A sole proprietorship is defined as a business owned and operated by one person. As per the New York Workers’ Compensation Board, the following points apply to people who are sole proprietors of a business:
- If a sole proprietor doesn’t have employees, they can apply for workers’ compensation coverage but are not legally required to have it.
- If they do have employees, they are initially excluded from this coverage. However, they can have themselves “elected” to be covered. In order for this to happen, the sole proprietor would have to file a C-105.32 with the insurance carrier.
- A sole proprietor would be considered an employer. If they choose to hire individuals to work for their business, need to have themselves elected out of the coverage they are currently under (if they are insured). This is different than a person hiring an independent contractor for a service. The individual seeking the service is not considered to be the employer of the person providing the service.
Etsy, an online marketplace, allows individuals to buy and sell various handmade and vintage goods.

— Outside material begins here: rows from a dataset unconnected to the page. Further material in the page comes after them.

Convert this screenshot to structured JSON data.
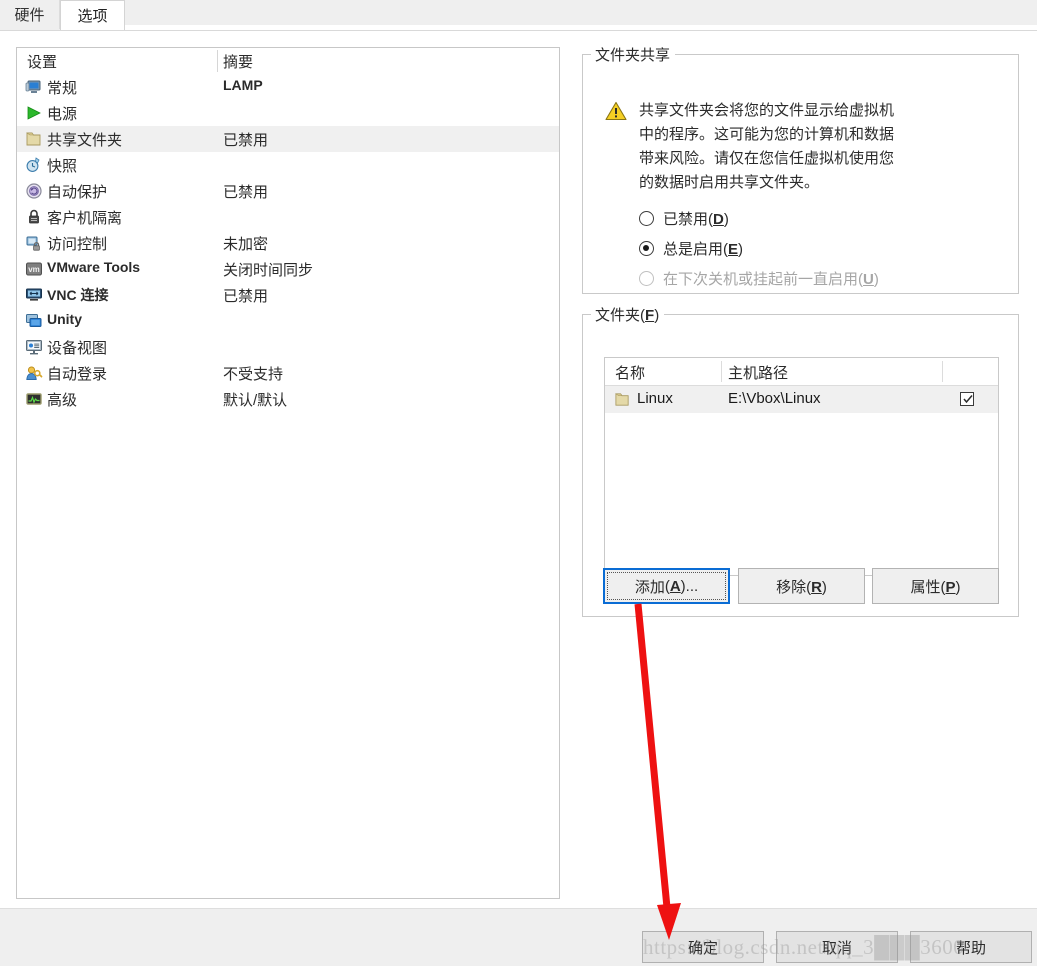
{
  "tabs": [
    {
      "label": "硬件",
      "active": false,
      "name": "tab-hardware"
    },
    {
      "label": "选项",
      "active": true,
      "name": "tab-options"
    }
  ],
  "settings_list": {
    "header": {
      "col_settings": "设置",
      "col_summary": "摘要"
    },
    "rows": [
      {
        "icon": "monitor-icon",
        "label": "常规",
        "summary": "LAMP",
        "selected": false,
        "latin_summary": true
      },
      {
        "icon": "play-green-icon",
        "label": "电源",
        "summary": "",
        "selected": false
      },
      {
        "icon": "folder-icon",
        "label": "共享文件夹",
        "summary": "已禁用",
        "selected": true
      },
      {
        "icon": "snapshot-clock-icon",
        "label": "快照",
        "summary": "",
        "selected": false
      },
      {
        "icon": "autoprotect-icon",
        "label": "自动保护",
        "summary": "已禁用",
        "selected": false
      },
      {
        "icon": "lock-icon",
        "label": "客户机隔离",
        "summary": "",
        "selected": false
      },
      {
        "icon": "access-lock-icon",
        "label": "访问控制",
        "summary": "未加密",
        "selected": false
      },
      {
        "icon": "vmware-tools-icon",
        "label": "VMware Tools",
        "summary": "关闭时间同步",
        "selected": false,
        "latin_label": true
      },
      {
        "icon": "vnc-icon",
        "label": "VNC 连接",
        "summary": "已禁用",
        "selected": false,
        "latin_label": true
      },
      {
        "icon": "unity-icon",
        "label": "Unity",
        "summary": "",
        "selected": false,
        "latin_label": true
      },
      {
        "icon": "device-view-icon",
        "label": "设备视图",
        "summary": "",
        "selected": false
      },
      {
        "icon": "autologon-key-icon",
        "label": "自动登录",
        "summary": "不受支持",
        "selected": false
      },
      {
        "icon": "advanced-chart-icon",
        "label": "高级",
        "summary": "默认/默认",
        "selected": false
      }
    ]
  },
  "folder_sharing": {
    "legend": "文件夹共享",
    "warning_icon": "warning-triangle-icon",
    "warning_lines": [
      "共享文件夹会将您的文件显示给虚拟机",
      "中的程序。这可能为您的计算机和数据",
      "带来风险。请仅在您信任虚拟机使用您",
      "的数据时启用共享文件夹。"
    ],
    "options": [
      {
        "text": "已禁用",
        "mnemonic": "D",
        "checked": false,
        "disabled": false,
        "name": "radio-disabled"
      },
      {
        "text": "总是启用",
        "mnemonic": "E",
        "checked": true,
        "disabled": false,
        "name": "radio-always-enabled"
      },
      {
        "text": "在下次关机或挂起前一直启用",
        "mnemonic": "U",
        "checked": false,
        "disabled": true,
        "name": "radio-until-shutdown"
      }
    ]
  },
  "folders": {
    "legend": "文件夹",
    "legend_mnemonic": "F",
    "columns": [
      "名称",
      "主机路径",
      ""
    ],
    "rows": [
      {
        "icon": "folder-icon",
        "name": "Linux",
        "host_path": "E:\\Vbox\\Linux",
        "enabled": true,
        "selected": true
      }
    ],
    "buttons": [
      {
        "label": "添加",
        "mnemonic": "A",
        "suffix": "...",
        "name": "add-folder-button",
        "focused": true
      },
      {
        "label": "移除",
        "mnemonic": "R",
        "suffix": "",
        "name": "remove-folder-button",
        "focused": false
      },
      {
        "label": "属性",
        "mnemonic": "P",
        "suffix": "",
        "name": "properties-folder-button",
        "focused": false
      }
    ]
  },
  "dialog_buttons": [
    {
      "label": "确定",
      "name": "ok-button"
    },
    {
      "label": "取消",
      "name": "cancel-button"
    },
    {
      "label": "帮助",
      "name": "help-button"
    }
  ],
  "watermark": {
    "text": "https://blog.csdn.net/qq_3███3600"
  },
  "annotation": {
    "type": "red-arrow",
    "color": "#ee1111"
  },
  "colors": {
    "focus_blue": "#0a6cd4",
    "selection_gray": "#f0f0f0",
    "panel_border": "#c7c7c7",
    "bottom_bar": "#efefef",
    "warning_yellow": "#f2c300",
    "arrow_red": "#ee1111"
  }
}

It started 12 years ago and had a reported 10-1 ratio of buyers to sellers at the end of 2014. This service is massively popular and is a great way for an individual to start their own business. Since sellers on the website are not “employed” by Etsy, who should they turn to if they get hurt while creating goods for their shop? This is a rather important topic if one considers the massive uprising of entrepreneurial businesses in general, not just online marketplaces. If someone has such success with their sole proprietorship or entrepreneurship that it becomes their main source of income, they should absolutely apply for workers’ compensation insurance. Mainly due to the fact that personal health insurance is not obligated to cover accidents that happen as a result of work, or in a workplace. Hospitals also typically ask how the injury happened. If a carpenter who owns their own business is building something for a paying customer and sustains a nasty injury, they wouldn’t need to pay out of pocket for their medical care. They would also get compensated for time lost from working on the goods they build or services they provide. If a persons’ entrepreneurial venture stands for the lion’s share of their income, this would be particularly important. According to an article on the Forbes website, linked below, the number of single-person businesses jumped nearly 4% between 2013 and 2014.
The standards for sole proprietorship and workers’ compensation are determined at the state level, so this could differ from one state to another. If you are a sole proprietor and are seeking workers’ compensation, make sure to check with your state’s workers’ compensation system!